What is Love?
I was asked today what love is. My first thought was “delight, mixed with unconditional acceptance” – but I don’t think that will really do. So to expand:
Love is a decision, not a feeling. In almost all circumstances, there are feelings – the “delight” mentioned in my original thought – but love is the result of an act of the will. Someone should only have to declare their love once – and that should stand forever. If it doesn’t – it was not love to begin with.
Love is an abstract noun, with as associated verb “to love” and the associated adjectives “loving”, “loveable” and lovely”. So, love is a concept – and here is the problem with love:

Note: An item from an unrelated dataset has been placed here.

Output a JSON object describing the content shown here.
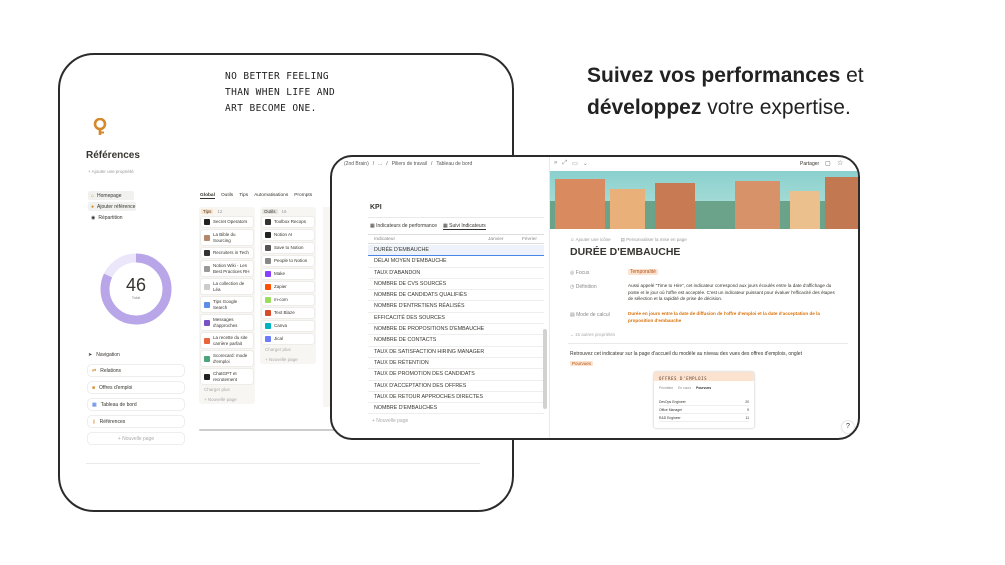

If someone says “I love you” and the recipient is pleased with that, it is because they have a concept of what love is and they are pleased that the speaker has declared this/feels this way. The speaker may be expressing an honest assertion. The problem is that there is almost a 0% chance that their concept of love is the same as that of the listener. Between them there may be the idea that “I love you” means any or all or none of : I like you; I think you are attractive; You’re hilarious; I want to see you again; I really feel you understand me; I want along term monogamous relationship with you… but the chances of them both holding the same concept simultaneously is unlikely.
There are the associated words “lovely”, “loveable” and “loving” which may deal with this. It is, by definition, only possible to love “lovely” things. Perceptions would differ according to subjective preferences. And to “love the unlovely” is paradoxical – the fact that people manage this shows that these things are in fact lovely – just not conventionally so.
To be loving is to do with behaviour: being attentive, thoughtful, considerate, helpful, appreciative etc – all of which are behaviours that occur as a result of an act of the will – consciously or unconsciously. To love is to deliver a message – whether verbally or practically.
The word ‘love’ is problematic as it is conceptual as described above. The apostle Paul had a good ‘go’ at describing it in 1 Corinthians ch 13:
“Love is patient love is kind. It does not envy, it does not boast, it is not proud. It does not dishonour others, it is not self-seeking, it is not easily angered, it keeps no record of wrongs. Love does not delight in evil, but rejoices with the truth. It always protects, always trusts, always hopes, always perseveres. Love never fails.
Here again, love is described in terms of qualities and behaviours rather than feelings and whims.
So, why do we love some people and not others? Why do we love some music, some activities, some entertainment, some styles, some books – why are they lovely? Why are we loving to them/love them?
There is, of course a role here for feelings and preferences. When you buy someone a present, you use your knowledge to figure out what they would be likely to love – I’d buy my Dad a classical CD rather than “Hits Of The Eighties” as I know he’d love the classical one. He’s never going to love A-ha. When you are picking out a life-partner – you don’t just think that anyone will do and you’ll learn to love them, (well, not in my culture – but in others’cultures – people might).
When Capulet was trying to talk Juliet into marrying Paris, she says that she’ll do her best to love him, “if looking liking move” – but she liked Romeo – that was her preference, even though her “only love” sprang from her “only hate”.
Love, as it is a concept and a commitment, needs to be embodied to exist, or at least to mean anything. Love is a message – declaring that someone or something is good, loveable, lovely, worthy – worth the unconditional acceptance – even though, paradoxically, they may well be unworthy. Being told you are loved is no good, without the behaviours that show what love is. In Paul’s description, love is personified – and it is only in a person that love can be known, and love can only be shown by a person. (I am not a pet owner – feel free to disagree!)
So, experientially – what is love? I return to my “delight, mixed with unconditional acceptance”. The “delight” part is the added bonus – your choice, your preference, your likes. The unconditional acceptance part is potentially universal – but not so personally gratifying. The “delight” part is a catalyst to bring the qualities and behaviours to bear. Ideally, the love is reciprocated, but it needn’t be – if true love is “unconditional”:
Romans 5 vs 8
“But God demonstrates his own love for us in this: While we were still sinners, Christ died for us.”
God considered the readers of Paul’s letter worth dying for even although they weren’t and we aren’t. That is his choice, his preference. This is love.
So for us – if the message is love and the “message is the medium” we have to embody love so that it is real. And how is this done?
Be patient, kind, humble, selfless, forgiving, trusting, hopeful…….
Love never fails.